As the first week of moose season reaches its conclusion, here’s hoping that Mother Nature blesses us with some more seasonal weather. I enjoy beach weather as much as the next guy, but it’s not beach season any longer.
In fact, beginning Monday, it’s bird season — a time of year (typically) marked by crisp temperatures, colorful leaves and days spent afield behind skilled bird dogs.
While my group of hunting friends is spending much of our time planning our October moose hunt, we’ll also likely spend a bit of that week chasing ruffed grouse and woodcock. On Wednesday, I stopped by the Maine Department of Inland Fisheries and Wildlife’s Bangor headquarters for an official bird hunting preview from their bird group leader.
Wildlife biologist Brad Allen offered up a mixed bag of predictions: Grouse hunting will likely be average, woodcock hunting might be slower than it has been and wild turkey hunters ought to have the best success of all.
“I’ve been telling everybody that I think it’s going to be somewhat of an average season [on grouse], neither boom nor bust,” Allen said. “All my biologists out in the woods in June and July were seeing good numbers, but I talked to a moose hunter today and he saw a hen with one scraggly little one two or three times, and that was it.”
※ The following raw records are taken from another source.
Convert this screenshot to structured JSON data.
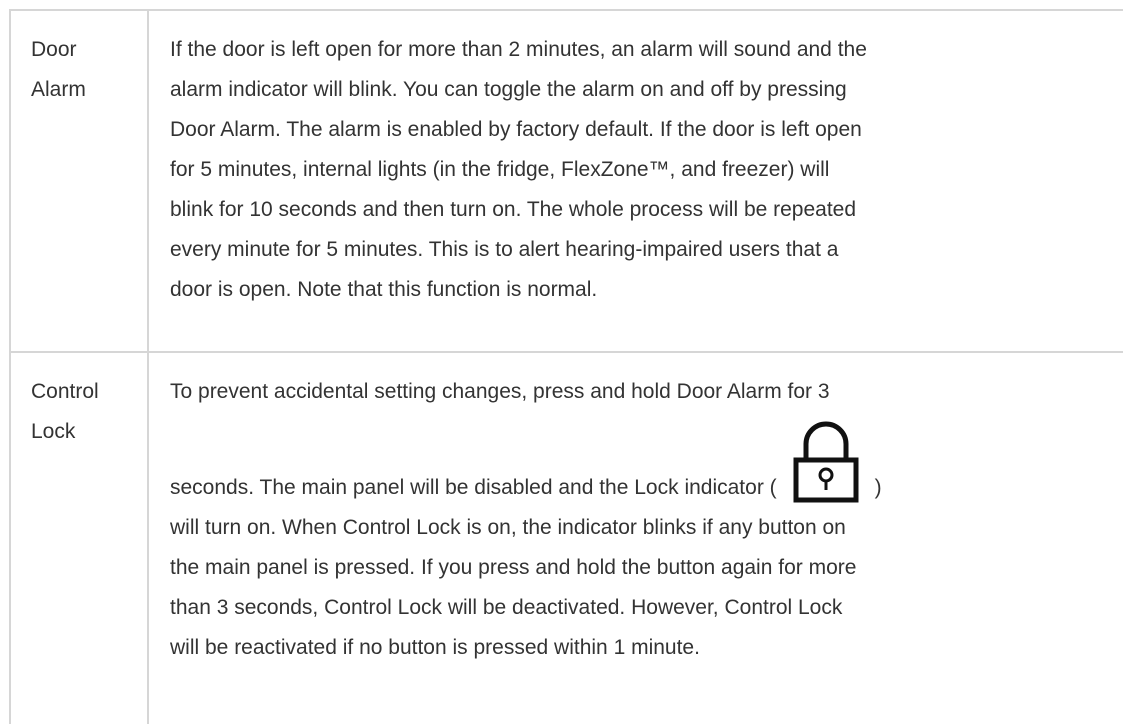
{
  "rows": [
    {
      "label_line1": "Door",
      "label_line2": "Alarm",
      "lines": [
        "If the door is left open for more than 2 minutes, an alarm will sound and the",
        "alarm indicator will blink. You can toggle the alarm on and off by pressing",
        "Door Alarm. The alarm is enabled by factory default. If the door is left open",
        "for 5 minutes, internal lights (in the fridge, FlexZone™, and freezer) will",
        "blink for 10 seconds and then turn on. The whole process will be repeated",
        "every minute for 5 minutes. This is to alert hearing-impaired users that a",
        "door is open. Note that this function is normal."
      ]
    },
    {
      "label_line1": "Control",
      "label_line2": "Lock",
      "line1": "To prevent accidental setting changes, press and hold Door Alarm for 3",
      "line2_before_icon": "seconds. The main panel will be disabled and the Lock indicator (",
      "line2_after_icon": ")",
      "icon": "lock-icon",
      "lines_rest": [
        "will turn on. When Control Lock is on, the indicator blinks if any button on",
        "the main panel is pressed. If you press and hold the button again for more",
        "than 3 seconds, Control Lock will be deactivated. However, Control Lock",
        "will be reactivated if no button is pressed within 1 minute."
      ]
    }
  ]
}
Reports from the field have been inconsistent, he said.
“We’re getting the gamut: It should be good. It should be poor. So as usual, it will probably fall in the middle,” Allen said.
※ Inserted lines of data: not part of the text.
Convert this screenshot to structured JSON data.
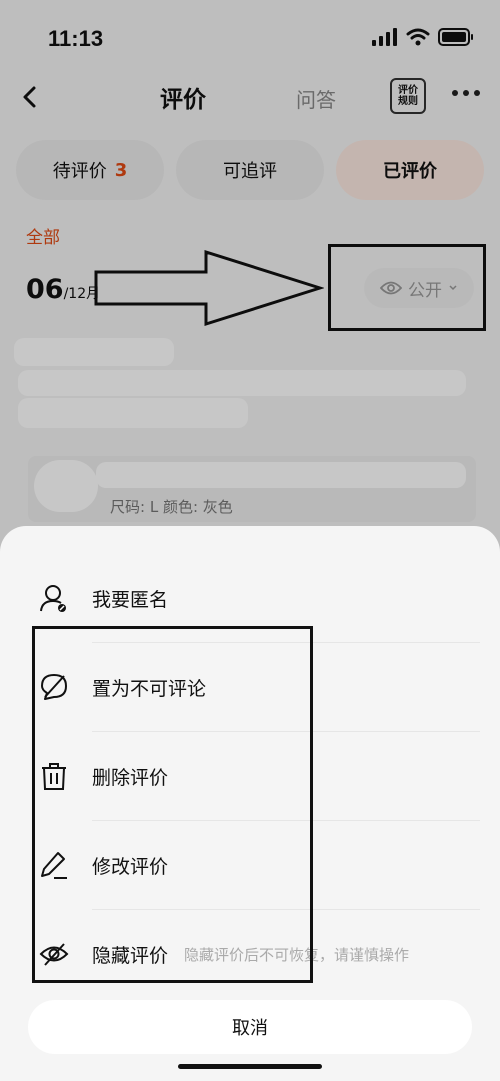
{
  "status": {
    "time": "11:13"
  },
  "nav": {
    "title": "评价",
    "qa_label": "问答",
    "rules_label": "评价规则"
  },
  "tabs": [
    {
      "label": "待评价",
      "count": "3"
    },
    {
      "label": "可追评"
    },
    {
      "label": "已评价"
    }
  ],
  "filter": {
    "all_label": "全部"
  },
  "review": {
    "day": "06",
    "month_suffix": "/12月",
    "visibility_label": "公开",
    "product_spec": "尺码: L  颜色: 灰色"
  },
  "sheet": {
    "items": [
      {
        "icon": "anonymous-user-icon",
        "label": "我要匿名"
      },
      {
        "icon": "no-comment-icon",
        "label": "置为不可评论"
      },
      {
        "icon": "trash-icon",
        "label": "删除评价"
      },
      {
        "icon": "edit-pencil-icon",
        "label": "修改评价"
      },
      {
        "icon": "eye-off-icon",
        "label": "隐藏评价",
        "hint": "隐藏评价后不可恢复，请谨慎操作"
      }
    ],
    "cancel_label": "取消"
  },
  "colors": {
    "accent": "#e04a14",
    "active_tab_bg": "#fbe8e1"
  }
}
Allen said he was concerned about the weather in May, during which much of the state received twice as much rain as normal during the nesting season. Young grouse are vulnerable to cold, wet weather and may become hypothermic, and wet conditions also favor predators who sniff out the grouse and eat them.
“But then June and July and August were almost drought conditions, which is usually good for birds, as long as it’s not too, too droughty,” Allen said.
Allen said some cool, crisp weather will help hunters find birds that move toward the roadside to warm up in the sun in the mornings. But another factor might make hunting tougher.
“I’m hearing rumors of a [good] beechnut year, and sometimes that pulls [grouse] off the roads a little bit,” he said.
As for the tiny, long-billed woodcock, Allen said the weather didn’t do that species any favors at all.
“They come back to Maine in March, which is a super gamble, because they eat earthworms,” Allen said.
This year, that gamble didn’t pay off, as the woodcock were greeted by winter-ish weather.
Hunters (and their four-legged companions) will likely notice a difference this fall.
“Woodcock are usually our staple for people who own bird dogs, but they got hit really badly with a March snowstorm,” Allen said. “The birds that came back early got smoked by some early March snows. April weather wasn’t that good for woodcock either, and our surveys were down a bit. So I’m sure that woodcock hunting will not be as good as last year.”
Then, there’s wild turkey hunting.
Allen said the large number of turkeys he has been seeing is a bit confounding.
“I’m kind of a firm believer that weather in May affects wild turkeys and woodcock and grouse, but [despite poor weather] there are wild turkeys everywhere,” Allen said. “I may throw [my May rainfall index] out the window this year, because wild turkeys have had good productivity. No doubt about it.”
A special consideration: Wild turkey season runs from Oct. 2 through Nov. 7, but the seasonal bag limit varies depending on where you’re hunting. In some Wildlife Management Districts, the limit is one bird; in other WMDs, it’s two. Check the Maine Department of Inland Fisheries and Wildlife website to make sure you know exactly what the law is in your area.
And Allen said those who may think there are too many wild turkeys on the landscape can help biologists by taking part in the fall hunt.
“We need more people hunting them in the fall if people are concerned about an overabundant population of wild turkeys,” Allen said.
The fall hunt is different from the spring hunt, though, and may take a bit more work. During the spring, hunters target mating males, which are often receptive to calls. In the fall, that’s not the case.
“I think you have to hunt them more like a deer,” Allen said. “Find out where they are, when they’re feeding, and anticipate how they move between a night roost and a feeding area.”
John Holyoke can be reached at email@example.com or 990-8214. Follow him on Twitter: @JohnHolyoke